While textual near duplicate identification is simple to understand, the implementation is very complex and relies on several optimizations so that results can be delivered in a reasonable amount of time. The following is a simplified explanation of this process:
- Extracts the text from the Extracted Text field for all documents.
- Scans the text and saves various statistics for later use. The task operates on text only (which has been converted to lowercase). White space and punctuation characters are also ignored, except to identify word and sentence boundaries.
- The documents are sorted by size—from largest to smallest. This is the order in which they are processed.
- When the process is complete, only principal documents that have one or more near duplicates are shown in groups. Documents that have the Textual Near Duplicate Group field set to Empty or Numbers Only are also grouped together.
The most visible optimization and organizing notion is the principal document. The principal document is the largest document in a group and is the document that all others are compared to when determining whether they are near duplicates. If the current document is a close enough match to the principal document—as defined by the Minimum Similarity Percentage—it is placed in that group. If no current groups are matches, the current document becomes a new principal document.

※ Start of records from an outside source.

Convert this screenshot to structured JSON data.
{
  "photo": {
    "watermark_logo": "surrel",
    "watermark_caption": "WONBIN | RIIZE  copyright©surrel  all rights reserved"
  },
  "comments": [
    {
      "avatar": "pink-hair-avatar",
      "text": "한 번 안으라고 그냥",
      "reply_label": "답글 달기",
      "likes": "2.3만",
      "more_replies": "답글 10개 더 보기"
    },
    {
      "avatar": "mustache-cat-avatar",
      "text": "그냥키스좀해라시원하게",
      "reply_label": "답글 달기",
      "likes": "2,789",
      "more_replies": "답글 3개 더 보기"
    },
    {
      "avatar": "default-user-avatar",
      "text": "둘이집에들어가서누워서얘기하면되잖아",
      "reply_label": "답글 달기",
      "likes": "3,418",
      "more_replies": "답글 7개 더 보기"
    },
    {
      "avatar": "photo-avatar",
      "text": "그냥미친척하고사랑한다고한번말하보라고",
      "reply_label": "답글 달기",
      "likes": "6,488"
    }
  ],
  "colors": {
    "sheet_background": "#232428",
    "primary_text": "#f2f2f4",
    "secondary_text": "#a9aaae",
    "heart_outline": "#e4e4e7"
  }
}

Note: Analyzed documents that are not textually similar enough to any other documents will not have fields populated for Textual Near Duplicate Principal or Textual Near Duplicate Group. Documents that only contain numbers or that do not contain text will have the Textual Near Duplicate Group field set to Numbers Only or Empty, respectively.
See the following related pages:
Minimum Similarity Percentage
The Minimum Similarity Percentage parameter controls how the task works. This parameter indicates how similar a document must be to a principal document to be placed into that principal's group. A value of 100% would indicate an exact textual duplicate. A higher setting requires more similarity and generally results in smaller groups. A higher setting also makes the process run faster because fewer comparisons have to be made.